On Monday, Sept. 10, House Ways & Means Committee Chair Kevin Brady (R-TX) introduced a three bill follow-up to the  Tax Cuts and Jobs Act. These bills constitute Republicans’ Tax Reform 2.0 package and primarily lock in individual and small business tax cuts made in the legislation passed in December 2017, and reform savings- and education-related tax provisions.  The measures as introduced do not make any enhancements or changes to the LIHTC, Historic Rehabilitation Tax Credit or New Markets Tax Credit.  A markup was scheduled for September 13 and the measures were approved by the House Ways & Means Committee on a party-line vote.  Speaking to reporters after the markup, Brady declined to predict whether the bills would go to the House floor. “We have it ready for them, and in our conference I see strong support for permanency, savings, and innovation,” he said. “We’re hopeful that the Senate can pick the various bills up as they see the 60-vote support.”  The legislative package was adopted by the House of Representatives on September 28 by a largely party-line 220-191 vote.  Democrats have indicated that the measures would be “dead-on-arrival in the Senate.”

The following bills were introduced as part of this Tax Reform 2.0 package:

H.R. 6760, the Protecting Family and Small Business Tax Cuts Act of 2018, sponsored by Rep. Rodney Davis (R-IL), and cosponsored by Rep. Mark Meadows (R-NC), Rep. Mark Walker (R-NC), House Ways and Means Committee Chairman Kevin Brady (R-TX), and all other Ways and Means Committee Republicans.  This measure further modifies tax rates, impacts deductions for pass-thru entities, amends a number of family and individual focused tax breaks, removes or amends a number of deductions, increases the estate tax and gift tax exemption and increases the exemption for AMT for individuals.

H.R. 6757, the Family Savings Act of 2018, sponsored by Rep. Mike Kelly (R-PA), and cosponsored by Rep. Paul Mitchell (R-MI), House Ways and Means Committee Chairman Kevin Brady (R-TX), and all other Ways and Means Committee Republicans.  This bill amends various provisions related to retirement and educational savings.

H.R. 6756, the American Innovation Act of 2018, sponsored by Tax Policy Subcommittee Chairman Vern Buchanan (R-FL), and cosponsored by House Ways and Means Committee Chairman Kevin Brady (R-TX) and all other Ways and Means Committee Republicans.  The measure creates incentives primarily oriented for start-up businesses.

According to the Joint Committee on Taxation estimates, the three measures would cost $657.3 billion over the next 10 years.
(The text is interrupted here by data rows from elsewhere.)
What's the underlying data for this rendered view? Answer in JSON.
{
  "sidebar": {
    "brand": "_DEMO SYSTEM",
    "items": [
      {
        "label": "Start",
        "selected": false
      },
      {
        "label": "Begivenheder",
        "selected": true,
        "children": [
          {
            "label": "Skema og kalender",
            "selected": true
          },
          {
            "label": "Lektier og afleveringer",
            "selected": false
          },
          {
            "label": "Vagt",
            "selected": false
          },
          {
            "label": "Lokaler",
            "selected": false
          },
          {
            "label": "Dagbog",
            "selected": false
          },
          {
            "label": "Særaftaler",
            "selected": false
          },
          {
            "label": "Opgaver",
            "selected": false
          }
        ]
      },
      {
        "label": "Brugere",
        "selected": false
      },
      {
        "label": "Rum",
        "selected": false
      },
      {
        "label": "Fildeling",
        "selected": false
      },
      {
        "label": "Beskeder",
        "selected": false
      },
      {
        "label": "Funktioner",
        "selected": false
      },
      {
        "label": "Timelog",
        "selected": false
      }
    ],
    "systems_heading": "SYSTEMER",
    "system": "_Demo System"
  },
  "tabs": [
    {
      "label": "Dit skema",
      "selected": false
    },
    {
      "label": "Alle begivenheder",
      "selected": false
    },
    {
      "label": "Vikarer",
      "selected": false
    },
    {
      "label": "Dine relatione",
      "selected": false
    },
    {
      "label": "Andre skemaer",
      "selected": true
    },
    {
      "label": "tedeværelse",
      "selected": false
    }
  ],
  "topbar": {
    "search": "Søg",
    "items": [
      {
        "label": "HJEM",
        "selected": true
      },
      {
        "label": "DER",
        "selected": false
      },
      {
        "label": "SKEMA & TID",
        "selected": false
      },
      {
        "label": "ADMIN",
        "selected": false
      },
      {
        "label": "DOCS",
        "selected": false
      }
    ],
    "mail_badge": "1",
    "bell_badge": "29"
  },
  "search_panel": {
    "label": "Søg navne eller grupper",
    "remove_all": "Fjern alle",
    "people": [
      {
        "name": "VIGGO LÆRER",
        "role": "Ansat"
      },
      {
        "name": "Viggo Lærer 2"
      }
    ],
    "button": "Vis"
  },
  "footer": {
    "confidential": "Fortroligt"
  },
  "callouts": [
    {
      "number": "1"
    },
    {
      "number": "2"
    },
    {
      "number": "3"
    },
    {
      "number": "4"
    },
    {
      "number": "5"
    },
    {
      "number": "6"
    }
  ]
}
Novogradac & Company Provides Analysis of Jobs Lost Due to Affordable Housing Provisions in House Tax Reform Legislation

Novogradac & Company has expanded its recent analysis of the  currently drafted H.R. 1, the Tax Cuts and Jobs Act, which would reduce the future supply of affordable rental housing by nearly 1 million rental homes, a loss of as much as two-thirds current affordable rental housing production.

That significant reduction in housing production would also mean the loss of more than a million jobs and billions of dollars in business income and federal, state and local tax revenue across the United StatesClick here to view the full post on Novogradac & Companies website.

Here is how these losses would break down by state: